excerpt from The Humble Grocer. first draft.
This was no accident. It was a message.
Which made Frank the messenger. Frank and Tyler. While the younger man seemed to enjoy the whole thing as a kind of olfactory knavery, Frank hated this part of his job.
He’d driven trash trucks in Brocklee since the early 80’s. A quarter of a century. It wasn’t a glamorous job by any means. It was hard work. Grubby and sweaty and smelly. Blue-collar heavy lifting. But it was an honest day’s work for a respectable wage. And he was performing a public service. Public servants are the backbone of our great nation, as his Pappy liked to say.
When Wastes of the West folded, Frank was relieved to learn that the folks at BIG wanted to keep him on. They needed good drivers, good trash collectors, they’d said. They needed men and women who knew this city well, drivers who could navigate the streets efficiently even if their routes seemed counter-intuitive. It was a complicated thing, this whole Superecyling business.
“We’re making a complicated thing very simple—from the consumer’s perspective, that is. That’s the best way to get the most involvement. Make it simple. The consumer just puts everything on the curb. We pick it up and they leave the rest to us.”
“Now we all know it’s not as simple as the consumer thinks, is it?” Idris Blake said with a knowing smile. The corps of drivers shook their heads and chuckled ruefully. What an understatement! “We all know that. But we’ve got a job to do, a service to provide. This is a service industry. And like any service industry, people expect magic.
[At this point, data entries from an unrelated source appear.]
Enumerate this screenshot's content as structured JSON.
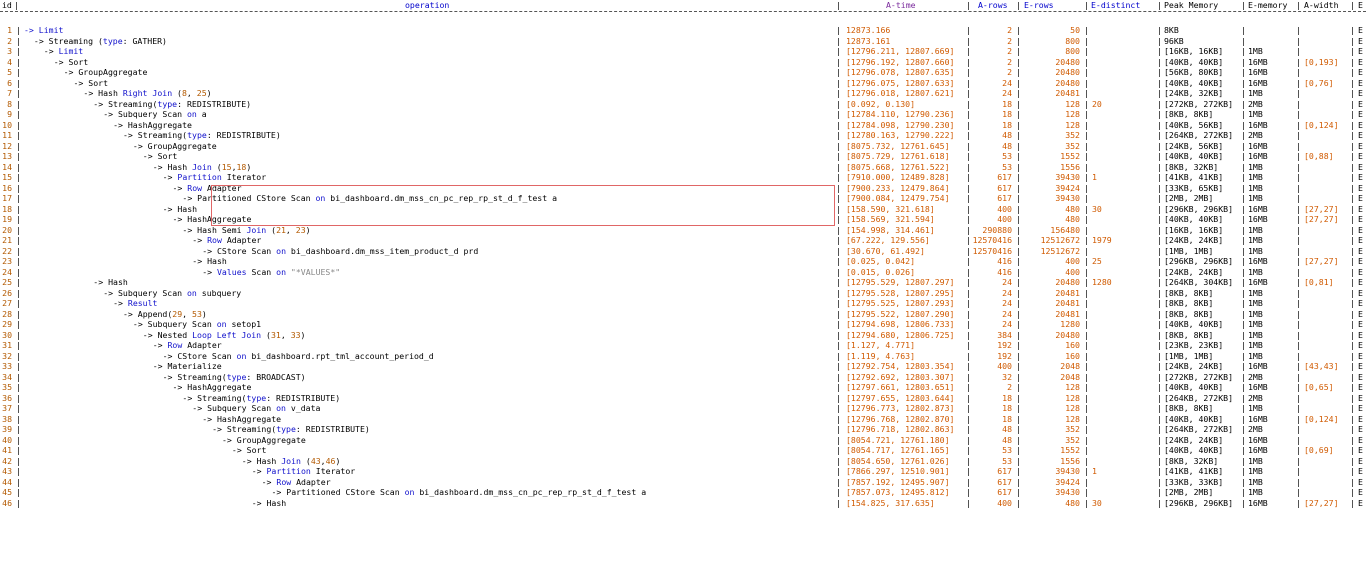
{
  "header": {
    "id": "id",
    "operation": "operation",
    "a_time": "A-time",
    "a_rows": "A-rows",
    "e_rows": "E-rows",
    "e_distinct": "E-distinct",
    "peak_memory": "Peak Memory",
    "e_memory": "E-memory",
    "a_width": "A-width",
    "e_trunc": "E"
  },
  "highlighted_rows": [
    14,
    15,
    16,
    17
  ],
  "colors": {
    "keyword": "#1111cc",
    "number": "#d05a00",
    "highlight_box": "#e06666"
  },
  "rows": [
    {
      "id": "1",
      "indent": 0,
      "op": [
        [
          "kw",
          "-> "
        ],
        [
          "kw",
          "Limit"
        ]
      ],
      "a_time": "12873.166",
      "a_rows": "2",
      "e_rows": "50",
      "e_distinct": "",
      "peak_mem": "8KB",
      "e_mem": "",
      "a_width": ""
    },
    {
      "id": "2",
      "indent": 2,
      "op": [
        [
          "op",
          "-> Streaming ("
        ],
        [
          "kw",
          "type"
        ],
        [
          "op",
          ": GATHER)"
        ]
      ],
      "a_time": "12873.161",
      "a_rows": "2",
      "e_rows": "800",
      "e_distinct": "",
      "peak_mem": "96KB",
      "e_mem": "",
      "a_width": ""
    },
    {
      "id": "3",
      "indent": 4,
      "op": [
        [
          "op",
          "-> "
        ],
        [
          "kw",
          "Limit"
        ]
      ],
      "a_time": "[12796.211, 12807.669]",
      "a_rows": "2",
      "e_rows": "800",
      "e_distinct": "",
      "peak_mem": "[16KB, 16KB]",
      "e_mem": "1MB",
      "a_width": ""
    },
    {
      "id": "4",
      "indent": 6,
      "op": [
        [
          "op",
          "-> Sort"
        ]
      ],
      "a_time": "[12796.192, 12807.660]",
      "a_rows": "2",
      "e_rows": "20480",
      "e_distinct": "",
      "peak_mem": "[40KB, 40KB]",
      "e_mem": "16MB",
      "a_width": "[0,193]"
    },
    {
      "id": "5",
      "indent": 8,
      "op": [
        [
          "op",
          "-> GroupAggregate"
        ]
      ],
      "a_time": "[12796.078, 12807.635]",
      "a_rows": "2",
      "e_rows": "20480",
      "e_distinct": "",
      "peak_mem": "[56KB, 80KB]",
      "e_mem": "16MB",
      "a_width": ""
    },
    {
      "id": "6",
      "indent": 10,
      "op": [
        [
          "op",
          "-> Sort"
        ]
      ],
      "a_time": "[12796.075, 12807.633]",
      "a_rows": "24",
      "e_rows": "20480",
      "e_distinct": "",
      "peak_mem": "[40KB, 40KB]",
      "e_mem": "16MB",
      "a_width": "[0,76]"
    },
    {
      "id": "7",
      "indent": 12,
      "op": [
        [
          "op",
          "-> Hash "
        ],
        [
          "kw",
          "Right Join"
        ],
        [
          "op",
          " ("
        ],
        [
          "num",
          "8"
        ],
        [
          "op",
          ", "
        ],
        [
          "num",
          "25"
        ],
        [
          "op",
          ")"
        ]
      ],
      "a_time": "[12796.018, 12807.621]",
      "a_rows": "24",
      "e_rows": "20481",
      "e_distinct": "",
      "peak_mem": "[24KB, 32KB]",
      "e_mem": "1MB",
      "a_width": ""
    },
    {
      "id": "8",
      "indent": 14,
      "op": [
        [
          "op",
          "-> Streaming("
        ],
        [
          "kw",
          "type"
        ],
        [
          "op",
          ": REDISTRIBUTE)"
        ]
      ],
      "a_time": "[0.092, 0.130]",
      "a_rows": "18",
      "e_rows": "128",
      "e_distinct": "20",
      "peak_mem": "[272KB, 272KB]",
      "e_mem": "2MB",
      "a_width": ""
    },
    {
      "id": "9",
      "indent": 16,
      "op": [
        [
          "op",
          "-> Subquery Scan "
        ],
        [
          "kw",
          "on"
        ],
        [
          "op",
          " a"
        ]
      ],
      "a_time": "[12784.110, 12790.236]",
      "a_rows": "18",
      "e_rows": "128",
      "e_distinct": "",
      "peak_mem": "[8KB, 8KB]",
      "e_mem": "1MB",
      "a_width": ""
    },
    {
      "id": "10",
      "indent": 18,
      "op": [
        [
          "op",
          "-> HashAggregate"
        ]
      ],
      "a_time": "[12784.098, 12790.230]",
      "a_rows": "18",
      "e_rows": "128",
      "e_distinct": "",
      "peak_mem": "[40KB, 56KB]",
      "e_mem": "16MB",
      "a_width": "[0,124]"
    },
    {
      "id": "11",
      "indent": 20,
      "op": [
        [
          "op",
          "-> Streaming("
        ],
        [
          "kw",
          "type"
        ],
        [
          "op",
          ": REDISTRIBUTE)"
        ]
      ],
      "a_time": "[12780.163, 12790.222]",
      "a_rows": "48",
      "e_rows": "352",
      "e_distinct": "",
      "peak_mem": "[264KB, 272KB]",
      "e_mem": "2MB",
      "a_width": ""
    },
    {
      "id": "12",
      "indent": 22,
      "op": [
        [
          "op",
          "-> GroupAggregate"
        ]
      ],
      "a_time": "[8075.732, 12761.645]",
      "a_rows": "48",
      "e_rows": "352",
      "e_distinct": "",
      "peak_mem": "[24KB, 56KB]",
      "e_mem": "16MB",
      "a_width": ""
    },
    {
      "id": "13",
      "indent": 24,
      "op": [
        [
          "op",
          "-> Sort"
        ]
      ],
      "a_time": "[8075.729, 12761.618]",
      "a_rows": "53",
      "e_rows": "1552",
      "e_distinct": "",
      "peak_mem": "[40KB, 40KB]",
      "e_mem": "16MB",
      "a_width": "[0,88]"
    },
    {
      "id": "14",
      "indent": 26,
      "op": [
        [
          "op",
          "-> Hash "
        ],
        [
          "kw",
          "Join"
        ],
        [
          "op",
          " ("
        ],
        [
          "num",
          "15"
        ],
        [
          "op",
          ","
        ],
        [
          "num",
          "18"
        ],
        [
          "op",
          ")"
        ]
      ],
      "a_time": "[8075.668, 12761.522]",
      "a_rows": "53",
      "e_rows": "1556",
      "e_distinct": "",
      "peak_mem": "[8KB, 32KB]",
      "e_mem": "1MB",
      "a_width": ""
    },
    {
      "id": "15",
      "indent": 28,
      "op": [
        [
          "op",
          "-> "
        ],
        [
          "kw",
          "Partition"
        ],
        [
          "op",
          " Iterator"
        ]
      ],
      "a_time": "[7910.000, 12489.828]",
      "a_rows": "617",
      "e_rows": "39430",
      "e_distinct": "1",
      "peak_mem": "[41KB, 41KB]",
      "e_mem": "1MB",
      "a_width": ""
    },
    {
      "id": "16",
      "indent": 30,
      "op": [
        [
          "op",
          "-> "
        ],
        [
          "kw",
          "Row"
        ],
        [
          "op",
          " Adapter"
        ]
      ],
      "a_time": "[7900.233, 12479.864]",
      "a_rows": "617",
      "e_rows": "39424",
      "e_distinct": "",
      "peak_mem": "[33KB, 65KB]",
      "e_mem": "1MB",
      "a_width": ""
    },
    {
      "id": "17",
      "indent": 32,
      "op": [
        [
          "op",
          "-> Partitioned CStore Scan "
        ],
        [
          "kw",
          "on"
        ],
        [
          "op",
          " bi_dashboard.dm_mss_cn_pc_rep_rp_st_d_f_test a"
        ]
      ],
      "a_time": "[7900.084, 12479.754]",
      "a_rows": "617",
      "e_rows": "39430",
      "e_distinct": "",
      "peak_mem": "[2MB, 2MB]",
      "e_mem": "1MB",
      "a_width": ""
    },
    {
      "id": "18",
      "indent": 28,
      "op": [
        [
          "op",
          "-> Hash"
        ]
      ],
      "a_time": "[158.590, 321.618]",
      "a_rows": "400",
      "e_rows": "480",
      "e_distinct": "30",
      "peak_mem": "[296KB, 296KB]",
      "e_mem": "16MB",
      "a_width": "[27,27]"
    },
    {
      "id": "19",
      "indent": 30,
      "op": [
        [
          "op",
          "-> HashAggregate"
        ]
      ],
      "a_time": "[158.569, 321.594]",
      "a_rows": "400",
      "e_rows": "480",
      "e_distinct": "",
      "peak_mem": "[40KB, 40KB]",
      "e_mem": "16MB",
      "a_width": "[27,27]"
    },
    {
      "id": "20",
      "indent": 32,
      "op": [
        [
          "op",
          "-> Hash Semi "
        ],
        [
          "kw",
          "Join"
        ],
        [
          "op",
          " ("
        ],
        [
          "num",
          "21"
        ],
        [
          "op",
          ", "
        ],
        [
          "num",
          "23"
        ],
        [
          "op",
          ")"
        ]
      ],
      "a_time": "[154.998, 314.461]",
      "a_rows": "290880",
      "e_rows": "156480",
      "e_distinct": "",
      "peak_mem": "[16KB, 16KB]",
      "e_mem": "1MB",
      "a_width": ""
    },
    {
      "id": "21",
      "indent": 34,
      "op": [
        [
          "op",
          "-> "
        ],
        [
          "kw",
          "Row"
        ],
        [
          "op",
          " Adapter"
        ]
      ],
      "a_time": "[67.222, 129.556]",
      "a_rows": "12570416",
      "e_rows": "12512672",
      "e_distinct": "1979",
      "peak_mem": "[24KB, 24KB]",
      "e_mem": "1MB",
      "a_width": ""
    },
    {
      "id": "22",
      "indent": 36,
      "op": [
        [
          "op",
          "-> CStore Scan "
        ],
        [
          "kw",
          "on"
        ],
        [
          "op",
          " bi_dashboard.dm_mss_item_product_d prd"
        ]
      ],
      "a_time": "[30.670, 61.492]",
      "a_rows": "12570416",
      "e_rows": "12512672",
      "e_distinct": "",
      "peak_mem": "[1MB, 1MB]",
      "e_mem": "1MB",
      "a_width": ""
    },
    {
      "id": "23",
      "indent": 34,
      "op": [
        [
          "op",
          "-> Hash"
        ]
      ],
      "a_time": "[0.025, 0.042]",
      "a_rows": "416",
      "e_rows": "400",
      "e_distinct": "25",
      "peak_mem": "[296KB, 296KB]",
      "e_mem": "16MB",
      "a_width": "[27,27]"
    },
    {
      "id": "24",
      "indent": 36,
      "op": [
        [
          "op",
          "-> "
        ],
        [
          "kw",
          "Values"
        ],
        [
          "op",
          " Scan "
        ],
        [
          "kw",
          "on"
        ],
        [
          "str",
          " \"*VALUES*\""
        ]
      ],
      "a_time": "[0.015, 0.026]",
      "a_rows": "416",
      "e_rows": "400",
      "e_distinct": "",
      "peak_mem": "[24KB, 24KB]",
      "e_mem": "1MB",
      "a_width": ""
    },
    {
      "id": "25",
      "indent": 14,
      "op": [
        [
          "op",
          "-> Hash"
        ]
      ],
      "a_time": "[12795.529, 12807.297]",
      "a_rows": "24",
      "e_rows": "20480",
      "e_distinct": "1280",
      "peak_mem": "[264KB, 304KB]",
      "e_mem": "16MB",
      "a_width": "[0,81]"
    },
    {
      "id": "26",
      "indent": 16,
      "op": [
        [
          "op",
          "-> Subquery Scan "
        ],
        [
          "kw",
          "on"
        ],
        [
          "op",
          " subquery"
        ]
      ],
      "a_time": "[12795.528, 12807.295]",
      "a_rows": "24",
      "e_rows": "20481",
      "e_distinct": "",
      "peak_mem": "[8KB, 8KB]",
      "e_mem": "1MB",
      "a_width": ""
    },
    {
      "id": "27",
      "indent": 18,
      "op": [
        [
          "op",
          "-> "
        ],
        [
          "kw",
          "Result"
        ]
      ],
      "a_time": "[12795.525, 12807.293]",
      "a_rows": "24",
      "e_rows": "20481",
      "e_distinct": "",
      "peak_mem": "[8KB, 8KB]",
      "e_mem": "1MB",
      "a_width": ""
    },
    {
      "id": "28",
      "indent": 20,
      "op": [
        [
          "op",
          "-> Append("
        ],
        [
          "num",
          "29"
        ],
        [
          "op",
          ", "
        ],
        [
          "num",
          "53"
        ],
        [
          "op",
          ")"
        ]
      ],
      "a_time": "[12795.522, 12807.290]",
      "a_rows": "24",
      "e_rows": "20481",
      "e_distinct": "",
      "peak_mem": "[8KB, 8KB]",
      "e_mem": "1MB",
      "a_width": ""
    },
    {
      "id": "29",
      "indent": 22,
      "op": [
        [
          "op",
          "-> Subquery Scan "
        ],
        [
          "kw",
          "on"
        ],
        [
          "op",
          " setop1"
        ]
      ],
      "a_time": "[12794.698, 12806.733]",
      "a_rows": "24",
      "e_rows": "1280",
      "e_distinct": "",
      "peak_mem": "[40KB, 40KB]",
      "e_mem": "1MB",
      "a_width": ""
    },
    {
      "id": "30",
      "indent": 24,
      "op": [
        [
          "op",
          "-> Nested "
        ],
        [
          "kw",
          "Loop Left Join"
        ],
        [
          "op",
          " ("
        ],
        [
          "num",
          "31"
        ],
        [
          "op",
          ", "
        ],
        [
          "num",
          "33"
        ],
        [
          "op",
          ")"
        ]
      ],
      "a_time": "[12794.680, 12806.725]",
      "a_rows": "384",
      "e_rows": "20480",
      "e_distinct": "",
      "peak_mem": "[8KB, 8KB]",
      "e_mem": "1MB",
      "a_width": ""
    },
    {
      "id": "31",
      "indent": 26,
      "op": [
        [
          "op",
          "-> "
        ],
        [
          "kw",
          "Row"
        ],
        [
          "op",
          " Adapter"
        ]
      ],
      "a_time": "[1.127, 4.771]",
      "a_rows": "192",
      "e_rows": "160",
      "e_distinct": "",
      "peak_mem": "[23KB, 23KB]",
      "e_mem": "1MB",
      "a_width": ""
    },
    {
      "id": "32",
      "indent": 28,
      "op": [
        [
          "op",
          "-> CStore Scan "
        ],
        [
          "kw",
          "on"
        ],
        [
          "op",
          " bi_dashboard.rpt_tml_account_period_d"
        ]
      ],
      "a_time": "[1.119, 4.763]",
      "a_rows": "192",
      "e_rows": "160",
      "e_distinct": "",
      "peak_mem": "[1MB, 1MB]",
      "e_mem": "1MB",
      "a_width": ""
    },
    {
      "id": "33",
      "indent": 26,
      "op": [
        [
          "op",
          "-> Materialize"
        ]
      ],
      "a_time": "[12792.754, 12803.354]",
      "a_rows": "400",
      "e_rows": "2048",
      "e_distinct": "",
      "peak_mem": "[24KB, 24KB]",
      "e_mem": "16MB",
      "a_width": "[43,43]"
    },
    {
      "id": "34",
      "indent": 28,
      "op": [
        [
          "op",
          "-> Streaming("
        ],
        [
          "kw",
          "type"
        ],
        [
          "op",
          ": BROADCAST)"
        ]
      ],
      "a_time": "[12792.692, 12803.307]",
      "a_rows": "32",
      "e_rows": "2048",
      "e_distinct": "",
      "peak_mem": "[272KB, 272KB]",
      "e_mem": "2MB",
      "a_width": ""
    },
    {
      "id": "35",
      "indent": 30,
      "op": [
        [
          "op",
          "-> HashAggregate"
        ]
      ],
      "a_time": "[12797.661, 12803.651]",
      "a_rows": "2",
      "e_rows": "128",
      "e_distinct": "",
      "peak_mem": "[40KB, 40KB]",
      "e_mem": "16MB",
      "a_width": "[0,65]"
    },
    {
      "id": "36",
      "indent": 32,
      "op": [
        [
          "op",
          "-> Streaming("
        ],
        [
          "kw",
          "type"
        ],
        [
          "op",
          ": REDISTRIBUTE)"
        ]
      ],
      "a_time": "[12797.655, 12803.644]",
      "a_rows": "18",
      "e_rows": "128",
      "e_distinct": "",
      "peak_mem": "[264KB, 272KB]",
      "e_mem": "2MB",
      "a_width": ""
    },
    {
      "id": "37",
      "indent": 34,
      "op": [
        [
          "op",
          "-> Subquery Scan "
        ],
        [
          "kw",
          "on"
        ],
        [
          "op",
          " v_data"
        ]
      ],
      "a_time": "[12796.773, 12802.873]",
      "a_rows": "18",
      "e_rows": "128",
      "e_distinct": "",
      "peak_mem": "[8KB, 8KB]",
      "e_mem": "1MB",
      "a_width": ""
    },
    {
      "id": "38",
      "indent": 36,
      "op": [
        [
          "op",
          "-> HashAggregate"
        ]
      ],
      "a_time": "[12796.768, 12802.870]",
      "a_rows": "18",
      "e_rows": "128",
      "e_distinct": "",
      "peak_mem": "[40KB, 40KB]",
      "e_mem": "16MB",
      "a_width": "[0,124]"
    },
    {
      "id": "39",
      "indent": 38,
      "op": [
        [
          "op",
          "-> Streaming("
        ],
        [
          "kw",
          "type"
        ],
        [
          "op",
          ": REDISTRIBUTE)"
        ]
      ],
      "a_time": "[12796.718, 12802.863]",
      "a_rows": "48",
      "e_rows": "352",
      "e_distinct": "",
      "peak_mem": "[264KB, 272KB]",
      "e_mem": "2MB",
      "a_width": ""
    },
    {
      "id": "40",
      "indent": 40,
      "op": [
        [
          "op",
          "-> GroupAggregate"
        ]
      ],
      "a_time": "[8054.721, 12761.180]",
      "a_rows": "48",
      "e_rows": "352",
      "e_distinct": "",
      "peak_mem": "[24KB, 24KB]",
      "e_mem": "16MB",
      "a_width": ""
    },
    {
      "id": "41",
      "indent": 42,
      "op": [
        [
          "op",
          "-> Sort"
        ]
      ],
      "a_time": "[8054.717, 12761.165]",
      "a_rows": "53",
      "e_rows": "1552",
      "e_distinct": "",
      "peak_mem": "[40KB, 40KB]",
      "e_mem": "16MB",
      "a_width": "[0,69]"
    },
    {
      "id": "42",
      "indent": 44,
      "op": [
        [
          "op",
          "-> Hash "
        ],
        [
          "kw",
          "Join"
        ],
        [
          "op",
          " ("
        ],
        [
          "num",
          "43"
        ],
        [
          "op",
          ","
        ],
        [
          "num",
          "46"
        ],
        [
          "op",
          ")"
        ]
      ],
      "a_time": "[8054.650, 12761.026]",
      "a_rows": "53",
      "e_rows": "1556",
      "e_distinct": "",
      "peak_mem": "[8KB, 32KB]",
      "e_mem": "1MB",
      "a_width": ""
    },
    {
      "id": "43",
      "indent": 46,
      "op": [
        [
          "op",
          "-> "
        ],
        [
          "kw",
          "Partition"
        ],
        [
          "op",
          " Iterator"
        ]
      ],
      "a_time": "[7866.297, 12510.901]",
      "a_rows": "617",
      "e_rows": "39430",
      "e_distinct": "1",
      "peak_mem": "[41KB, 41KB]",
      "e_mem": "1MB",
      "a_width": ""
    },
    {
      "id": "44",
      "indent": 48,
      "op": [
        [
          "op",
          "-> "
        ],
        [
          "kw",
          "Row"
        ],
        [
          "op",
          " Adapter"
        ]
      ],
      "a_time": "[7857.192, 12495.907]",
      "a_rows": "617",
      "e_rows": "39424",
      "e_distinct": "",
      "peak_mem": "[33KB, 33KB]",
      "e_mem": "1MB",
      "a_width": ""
    },
    {
      "id": "45",
      "indent": 50,
      "op": [
        [
          "op",
          "-> Partitioned CStore Scan "
        ],
        [
          "kw",
          "on"
        ],
        [
          "op",
          " bi_dashboard.dm_mss_cn_pc_rep_rp_st_d_f_test a"
        ]
      ],
      "a_time": "[7857.073, 12495.812]",
      "a_rows": "617",
      "e_rows": "39430",
      "e_distinct": "",
      "peak_mem": "[2MB, 2MB]",
      "e_mem": "1MB",
      "a_width": ""
    },
    {
      "id": "46",
      "indent": 46,
      "op": [
        [
          "op",
          "-> Hash"
        ]
      ],
      "a_time": "[154.825, 317.635]",
      "a_rows": "400",
      "e_rows": "480",
      "e_distinct": "30",
      "peak_mem": "[296KB, 296KB]",
      "e_mem": "16MB",
      "a_width": "[27,27]"
    }
  ]
}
We’re magicians, as far as they are concerned. An industry of magicians working our industrial magic tricks.”